=== Section Start ===

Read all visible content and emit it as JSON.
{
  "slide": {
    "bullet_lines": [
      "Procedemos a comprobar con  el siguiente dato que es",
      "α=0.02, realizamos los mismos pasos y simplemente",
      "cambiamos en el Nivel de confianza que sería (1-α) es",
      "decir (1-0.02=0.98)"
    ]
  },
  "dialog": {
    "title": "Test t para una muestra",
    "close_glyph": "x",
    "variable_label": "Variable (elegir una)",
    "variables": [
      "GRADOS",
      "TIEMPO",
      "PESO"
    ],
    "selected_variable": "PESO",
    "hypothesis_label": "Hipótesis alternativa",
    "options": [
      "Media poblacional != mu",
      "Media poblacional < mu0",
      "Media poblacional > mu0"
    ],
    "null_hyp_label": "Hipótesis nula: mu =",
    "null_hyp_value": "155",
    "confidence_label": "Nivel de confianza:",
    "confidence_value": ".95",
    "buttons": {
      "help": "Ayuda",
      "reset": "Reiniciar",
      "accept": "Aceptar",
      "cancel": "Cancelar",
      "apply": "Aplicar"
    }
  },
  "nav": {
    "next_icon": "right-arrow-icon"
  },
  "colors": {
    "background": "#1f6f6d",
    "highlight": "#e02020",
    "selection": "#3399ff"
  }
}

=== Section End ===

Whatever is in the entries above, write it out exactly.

Read all visible content and emit it as JSON.
{
  "slide": {
    "bullet_lines": [
      "Procedemos a comprobar con  el siguiente dato que es",
      "α=0.02, realizamos los mismos pasos y simplemente",
      "cambiamos en el Nivel de confianza que sería (1-α) es",
      "decir (1-0.02=0.98)"
    ]
  },
  "dialog": {
    "title": "Test t para una muestra",
    "close_glyph": "x",
    "variable_label": "Variable (elegir una)",
    "variables": [
      "GRADOS",
      "TIEMPO",
      "PESO"
    ],
    "selected_variable": "PESO",
    "hypothesis_label": "Hipótesis alternativa",
    "options": [
      "Media poblacional != mu",
      "Media poblacional < mu0",
      "Media poblacional > mu0"
    ],
    "null_hyp_label": "Hipótesis nula: mu =",
    "null_hyp_value": "155",
    "confidence_label": "Nivel de confianza:",
    "confidence_value": ".95",
    "buttons": {
      "help": "Ayuda",
      "reset": "Reiniciar",
      "accept": "Aceptar",
      "cancel": "Cancelar",
      "apply": "Aplicar"
    }
  },
  "nav": {
    "next_icon": "right-arrow-icon"
  },
  "colors": {
    "background": "#1f6f6d",
    "highlight": "#e02020",
    "selection": "#3399ff"
  }
}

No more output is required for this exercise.